> _TASK_: Filter the listing and keep only the lines with the word "label".

> _DATA TO PROCESS_:
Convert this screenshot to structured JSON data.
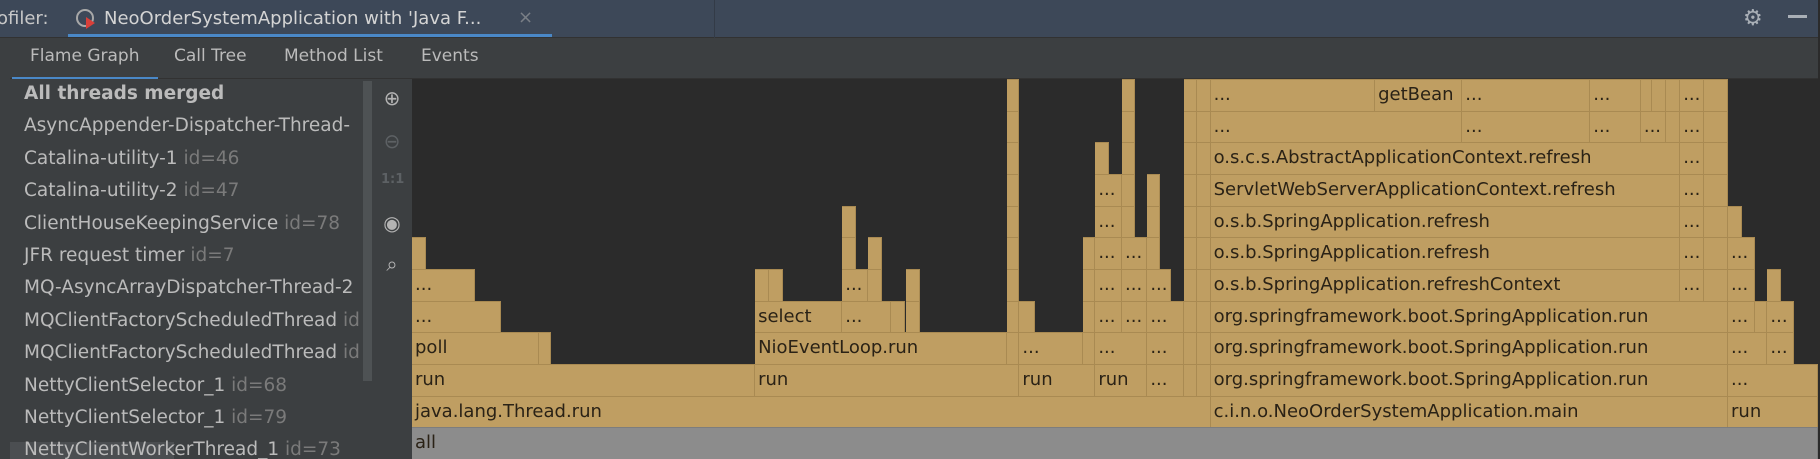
{
  "header": {
    "prefix": "ofiler:",
    "run_tab_title": "NeoOrderSystemApplication with 'Java F...",
    "close_icon": "×",
    "icons": {
      "run": "profiler-run-icon",
      "settings": "gear-icon",
      "minimize": "minimize-icon"
    }
  },
  "tabs": [
    {
      "label": "Flame Graph",
      "active": true
    },
    {
      "label": "Call Tree"
    },
    {
      "label": "Method List"
    },
    {
      "label": "Events"
    }
  ],
  "threads": [
    {
      "name": "All threads merged",
      "id": ""
    },
    {
      "name": "AsyncAppender-Dispatcher-Thread-",
      "id": ""
    },
    {
      "name": "Catalina-utility-1",
      "id": "id=46"
    },
    {
      "name": "Catalina-utility-2",
      "id": "id=47"
    },
    {
      "name": "ClientHouseKeepingService",
      "id": "id=78"
    },
    {
      "name": "JFR request timer",
      "id": "id=7"
    },
    {
      "name": "MQ-AsyncArrayDispatcher-Thread-2",
      "id": ""
    },
    {
      "name": "MQClientFactoryScheduledThread",
      "id": "id"
    },
    {
      "name": "MQClientFactoryScheduledThread",
      "id": "id"
    },
    {
      "name": "NettyClientSelector_1",
      "id": "id=68"
    },
    {
      "name": "NettyClientSelector_1",
      "id": "id=79"
    },
    {
      "name": "NettyClientWorkerThread_1",
      "id": "id=73"
    }
  ],
  "toolbar": [
    {
      "name": "zoom-in-icon",
      "glyph": "⊕"
    },
    {
      "name": "zoom-out-icon",
      "glyph": "⊖"
    },
    {
      "name": "actual-size-icon",
      "glyph": "1:1"
    },
    {
      "name": "eye-icon",
      "glyph": "◉"
    },
    {
      "name": "search-icon",
      "glyph": "⌕"
    }
  ],
  "colors": {
    "frame": "#bf9e62",
    "root": "#8c8c8c",
    "background": "#2b2b2b",
    "accent": "#4a88c7"
  },
  "flame_frames_note_units": "depth, start %, end % of samples, label",
  "frames": [
    [
      0,
      0,
      100,
      "all"
    ],
    [
      1,
      0,
      56.8,
      "java.lang.Thread.run"
    ],
    [
      1,
      56.8,
      93.6,
      "c.i.n.o.NeoOrderSystemApplication.main"
    ],
    [
      1,
      93.6,
      100,
      "run"
    ],
    [
      2,
      0,
      24.4,
      "run"
    ],
    [
      2,
      24.4,
      43.2,
      "run"
    ],
    [
      2,
      43.2,
      48.6,
      "run"
    ],
    [
      2,
      48.6,
      52.3,
      "run"
    ],
    [
      2,
      52.3,
      54.9,
      "..."
    ],
    [
      2,
      56.8,
      93.6,
      "org.springframework.boot.SpringApplication.run"
    ],
    [
      2,
      93.6,
      100,
      "..."
    ],
    [
      3,
      0,
      9.0,
      "poll"
    ],
    [
      3,
      9.0,
      9.9,
      ""
    ],
    [
      3,
      24.4,
      42.3,
      "NioEventLoop.run"
    ],
    [
      3,
      42.3,
      43.2,
      ""
    ],
    [
      3,
      43.2,
      47.7,
      "..."
    ],
    [
      3,
      47.7,
      48.6,
      ""
    ],
    [
      3,
      48.6,
      52.3,
      "..."
    ],
    [
      3,
      52.3,
      54.9,
      "..."
    ],
    [
      3,
      56.8,
      93.6,
      "org.springframework.boot.SpringApplication.run"
    ],
    [
      3,
      93.6,
      96.4,
      "..."
    ],
    [
      3,
      96.4,
      98.3,
      "..."
    ],
    [
      4,
      0,
      6.3,
      "..."
    ],
    [
      4,
      24.4,
      30.6,
      "select"
    ],
    [
      4,
      30.6,
      34.1,
      "..."
    ],
    [
      4,
      34.1,
      35.1,
      ""
    ],
    [
      4,
      35.1,
      36.1,
      ""
    ],
    [
      4,
      42.3,
      43.2,
      ""
    ],
    [
      4,
      43.2,
      44.3,
      ""
    ],
    [
      4,
      47.7,
      48.6,
      ""
    ],
    [
      4,
      48.6,
      50.5,
      "..."
    ],
    [
      4,
      50.5,
      52.3,
      "..."
    ],
    [
      4,
      52.3,
      54.9,
      "..."
    ],
    [
      4,
      56.8,
      93.6,
      "org.springframework.boot.SpringApplication.run"
    ],
    [
      4,
      93.6,
      95.5,
      "..."
    ],
    [
      4,
      95.5,
      96.4,
      ""
    ],
    [
      4,
      96.4,
      98.3,
      "..."
    ],
    [
      5,
      0,
      4.5,
      "..."
    ],
    [
      5,
      24.4,
      25.4,
      ""
    ],
    [
      5,
      25.4,
      26.4,
      ""
    ],
    [
      5,
      30.6,
      32.4,
      "..."
    ],
    [
      5,
      32.4,
      33.4,
      ""
    ],
    [
      5,
      35.1,
      36.1,
      ""
    ],
    [
      5,
      42.3,
      43.2,
      ""
    ],
    [
      5,
      47.7,
      48.6,
      ""
    ],
    [
      5,
      48.6,
      50.5,
      "..."
    ],
    [
      5,
      50.5,
      52.3,
      "..."
    ],
    [
      5,
      52.3,
      54.0,
      "..."
    ],
    [
      5,
      56.8,
      90.2,
      "o.s.b.SpringApplication.refreshContext"
    ],
    [
      5,
      90.2,
      91.9,
      "..."
    ],
    [
      5,
      91.9,
      93.6,
      ""
    ],
    [
      5,
      93.6,
      95.5,
      "..."
    ],
    [
      5,
      96.4,
      97.4,
      ""
    ],
    [
      6,
      0,
      1.0,
      ""
    ],
    [
      6,
      30.6,
      31.6,
      ""
    ],
    [
      6,
      32.4,
      33.4,
      ""
    ],
    [
      6,
      42.3,
      43.2,
      ""
    ],
    [
      6,
      47.7,
      48.6,
      ""
    ],
    [
      6,
      48.6,
      50.5,
      "..."
    ],
    [
      6,
      50.5,
      52.3,
      "..."
    ],
    [
      6,
      52.3,
      53.2,
      ""
    ],
    [
      6,
      56.8,
      90.2,
      "o.s.b.SpringApplication.refresh"
    ],
    [
      6,
      90.2,
      91.9,
      "..."
    ],
    [
      6,
      91.9,
      93.6,
      ""
    ],
    [
      6,
      93.6,
      95.5,
      "..."
    ],
    [
      7,
      30.6,
      31.6,
      ""
    ],
    [
      7,
      42.3,
      43.2,
      ""
    ],
    [
      7,
      48.6,
      50.5,
      "..."
    ],
    [
      7,
      50.5,
      51.4,
      ""
    ],
    [
      7,
      52.3,
      53.2,
      ""
    ],
    [
      7,
      56.8,
      90.2,
      "o.s.b.SpringApplication.refresh"
    ],
    [
      7,
      90.2,
      91.9,
      "..."
    ],
    [
      7,
      91.9,
      93.6,
      ""
    ],
    [
      7,
      93.6,
      94.6,
      ""
    ],
    [
      8,
      42.3,
      43.2,
      ""
    ],
    [
      8,
      48.6,
      50.5,
      "..."
    ],
    [
      8,
      50.5,
      51.4,
      ""
    ],
    [
      8,
      52.3,
      53.2,
      ""
    ],
    [
      8,
      56.8,
      90.2,
      "ServletWebServerApplicationContext.refresh"
    ],
    [
      8,
      90.2,
      91.9,
      "..."
    ],
    [
      8,
      91.9,
      93.6,
      ""
    ],
    [
      9,
      42.3,
      43.2,
      ""
    ],
    [
      9,
      48.6,
      49.6,
      ""
    ],
    [
      9,
      50.5,
      51.4,
      ""
    ],
    [
      9,
      56.8,
      90.2,
      "o.s.c.s.AbstractApplicationContext.refresh"
    ],
    [
      9,
      90.2,
      91.9,
      "..."
    ],
    [
      9,
      91.9,
      93.6,
      ""
    ],
    [
      10,
      42.3,
      43.2,
      ""
    ],
    [
      10,
      50.5,
      51.4,
      ""
    ],
    [
      10,
      56.8,
      74.7,
      "..."
    ],
    [
      10,
      74.7,
      83.8,
      "..."
    ],
    [
      10,
      83.8,
      87.4,
      "..."
    ],
    [
      10,
      87.4,
      89.2,
      "..."
    ],
    [
      10,
      89.2,
      90.2,
      ""
    ],
    [
      10,
      90.2,
      91.9,
      "..."
    ],
    [
      10,
      91.9,
      93.6,
      ""
    ],
    [
      11,
      42.3,
      43.2,
      ""
    ],
    [
      11,
      50.5,
      51.4,
      ""
    ],
    [
      11,
      56.8,
      68.5,
      "..."
    ],
    [
      11,
      68.5,
      74.7,
      "getBean"
    ],
    [
      11,
      74.7,
      83.8,
      "..."
    ],
    [
      11,
      83.8,
      87.4,
      "..."
    ],
    [
      11,
      87.4,
      88.2,
      ""
    ],
    [
      11,
      88.2,
      89.2,
      ""
    ],
    [
      11,
      89.2,
      90.2,
      ""
    ],
    [
      11,
      90.2,
      91.9,
      "..."
    ],
    [
      11,
      91.9,
      93.6,
      ""
    ]
  ]
}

> _REPLY_:
      "label": "Flame Graph",
      "label": "Call Tree"
      "label": "Method List"
      "label": "Events"
  "flame_frames_note_units": "depth, start %, end % of samples, label",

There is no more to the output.